There used to be a dividing line - the work persona versus home life and people were expected to act professional at all times during work hours and leave personal life at home. What you do in your off hours is your own business.  I don't know what happened to that work culture or when it changed.  Maybe we can blame cell phones?    Everyone is attuned to what's going on all the time and  hence work life and home life blended.   Just a theory. ?

There's actually something quite real to this.  Back when my husband and I toted actual cameras around, we only had cameras for special events like birthdays / weddings, or on vacation.  Our "handheld" videocamera was like 15 pounds, hauled in a padded bag that didn't fit in the undersea space on a plane.

Now everyone has camera & video capacity right in their pocket.  That has made an enormous difference, for better and for worse.

  • Like 2
Link to comment
Share on other sites

I have FB profile bc that's the only way I have to know about any and all HS events, classes, co-ops, etc etc etc

I do not post ANY personal information nor get involved in ANY conversations.  I don't allow my kids' pics posted in any groups, no matter how "closed" or "private" they are.  Never.  And I will urge my kids to do the same for as long as possible.

There is NO privacy left anymore.  None.  At all.  I find it amusing when people get all huffy and puffy about CIA spying on them, but let it all hang out all over the "world" via all kinds of social media and electronic devices. 

There is also NO FREE SPEECH at all.  This notion that "you can say whatever you want as long as you are willing to deal with consequences", while popular, is completely absurd.  It leaves people wide open to all kinds of harmful actions from employers, strangers and everyone else.

While I am certainly not anti-technology, I think it brought a lot of problems that we don't know how to deal with.  And won't know for the longest time.  So, I am just going to try to protect my family and my kids as much as I can. 

 

  • Like 2
Link to comment
Share on other sites

Join the conversation

You can post now and register later. If you have an account, sign in now to post with your account.

Guest
Reply to this topic...

×   Pasted as rich text.   Paste as plain text instead

  Only 75 emoji are allowed.

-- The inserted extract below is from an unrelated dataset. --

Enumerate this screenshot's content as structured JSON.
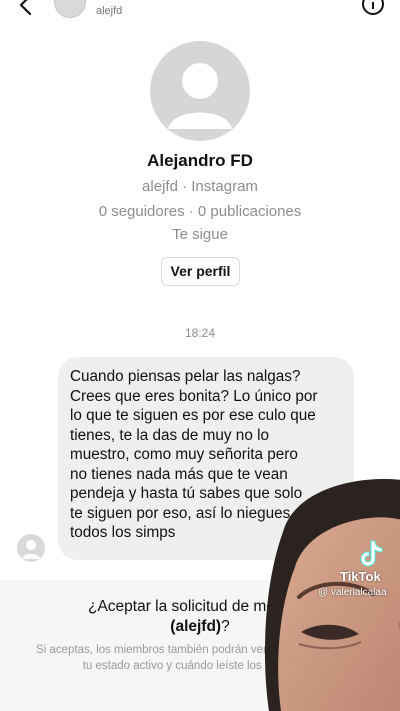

×   Your link has been automatically embedded.   Display as a link instead

×   Your previous content has been restored.   Clear editor

×   You cannot paste images directly. Upload or insert images from URL.

 Share

×
×
  • Create New...